Is manufacturing the answer to fixing the US economy? Should we concentrate our efforts on building more and better goods and then supplying the world with those great products? Or should we drop manufacturing all together?
In past decades the USA was a great consumer and producer. The products manufactured in the USA were desired all over the world. Should we be concentrating our efforts in finding the next big product that we can produce and export? No, we should not! In fact, we should start shipping our manufacturing jobs to Mexico and Latin-America, China, India and other Asian Countries.
For many years the USA, like many first world countries, had an agricultural economy. After the industrial revolution it embraced and thrived as a manufacturing economy, while Third World countries were moving into agriculture. Third World countries were considered agriculturists or farmers, it was in the core definition of a Third World country.
Today we have a shift; these same Third World countries are manufacturing powerhouses. They have cheap labor, good engineers and great equipment. The new Third World country definition is a “Manufacturing Economy.” Does the US want to stay, compete and hang on to a manufacturing economy and compete with them on their terms? No, it does not.

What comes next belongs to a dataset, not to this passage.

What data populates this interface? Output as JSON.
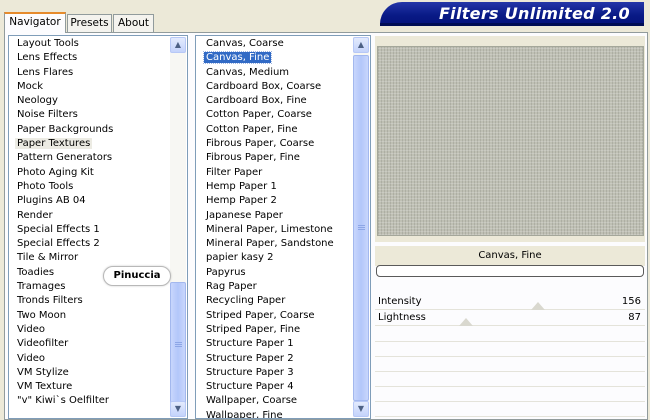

We can take a look at the suffering US car industry as a perfect example. Can the USA make the best and most inexpensive cars in the world? The US can’t compete in quality and it certainly can’t compete in price. The US government has to impose tariffs and special taxes on cheaper and better built imports to even give Ford, GM and Chevrolet a fighting chance.
The USA can’t beat German, Japanese, Korean and the up and coming Chinese cars. Our labor pool gets paid $30 to $40 per hour for an industrial worker (even more with union costs and benefits) and competes with countries like Mexico that spend $2 to $3 per hour for a worker complete with tax, insurance and social security. US labor costs are 10 times higher and our cars are not better. Other fixed costs like rent, electricity, phone or water are also less expensive in other countries like Mexico and China.
Here is how the numbers look for the US car manufacturers. Let’s just say we need to allocate 100 man hours of employee work into building our car. In the USA the straight out labor cost would add up to $4,000 at $40 per hour with benefits, workers compensation, and employment taxes included in the calculation. In Mexico the same car would cost $300.
Yes, there are many variables to costs including fixed and adjustable. Some big variables could be in the acquisition of raw materials or transportation of raw materials and finished products. You also have to consider import and export tariffs for entering or leaving countries. Taking just the labor costs as an example might not be fair. Or is it? Well, imagine having 1,000 employees at $3 per hour or the same for $40 per hour. If you were the CEO, a member of the board or a stockholder in the company what would you do?
Holding on to our old manufacturing economy will not solve our present or future financial situation. In order to achieve lasting success the USA has to let go of those jobs and invest in new ones; jobs that can’t be exported or performed in Mexico, China and India; jobs that include research and development, service, technology and innovation and not production or assembly. We are no longer an agrarian society, we are no longer a manufacturing society, let’s get ready to be a service and information nation.Powered by Sidelines